* Records for this exercise:
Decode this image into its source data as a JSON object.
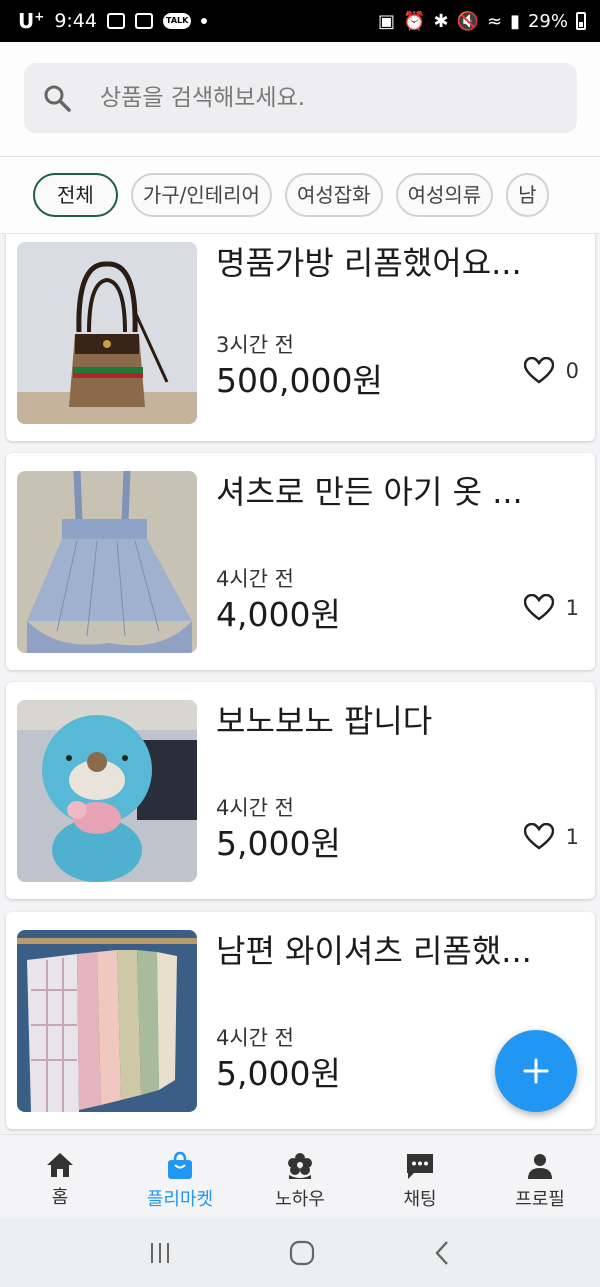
{
  "status_bar": {
    "carrier": "U",
    "carrier_sup": "+",
    "time": "9:44",
    "talk_badge": "TALK",
    "battery": "29%"
  },
  "search": {
    "placeholder": "상품을 검색해보세요.",
    "icon": "search-icon"
  },
  "categories": [
    {
      "label": "전체",
      "active": true
    },
    {
      "label": "가구/인테리어",
      "active": false
    },
    {
      "label": "여성잡화",
      "active": false
    },
    {
      "label": "여성의류",
      "active": false
    },
    {
      "label": "남",
      "active": false
    }
  ],
  "products": [
    {
      "title": "명품가방 리폼했어요...",
      "time": "3시간 전",
      "price": "500,000원",
      "likes": "0"
    },
    {
      "title": "셔츠로 만든 아기 옷 ...",
      "time": "4시간 전",
      "price": "4,000원",
      "likes": "1"
    },
    {
      "title": "보노보노 팝니다",
      "time": "4시간 전",
      "price": "5,000원",
      "likes": "1"
    },
    {
      "title": "남편 와이셔츠 리폼했...",
      "time": "4시간 전",
      "price": "5,000원",
      "likes": ""
    }
  ],
  "fab": {
    "icon": "plus-icon"
  },
  "bottom_nav": [
    {
      "label": "홈",
      "icon": "home-icon",
      "active": false
    },
    {
      "label": "플리마켓",
      "icon": "shopping-bag-icon",
      "active": true
    },
    {
      "label": "노하우",
      "icon": "flower-icon",
      "active": false
    },
    {
      "label": "채팅",
      "icon": "chat-icon",
      "active": false
    },
    {
      "label": "프로필",
      "icon": "person-icon",
      "active": false
    }
  ],
  "colors": {
    "accent": "#2196f3",
    "chip_active_border": "#1d5e46"
  }
}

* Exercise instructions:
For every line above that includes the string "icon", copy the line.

* Solved exercise:
    "icon": "search-icon"
    "icon": "plus-icon"
      "icon": "home-icon",
      "icon": "shopping-bag-icon",
      "icon": "flower-icon",
      "icon": "chat-icon",
      "icon": "person-icon",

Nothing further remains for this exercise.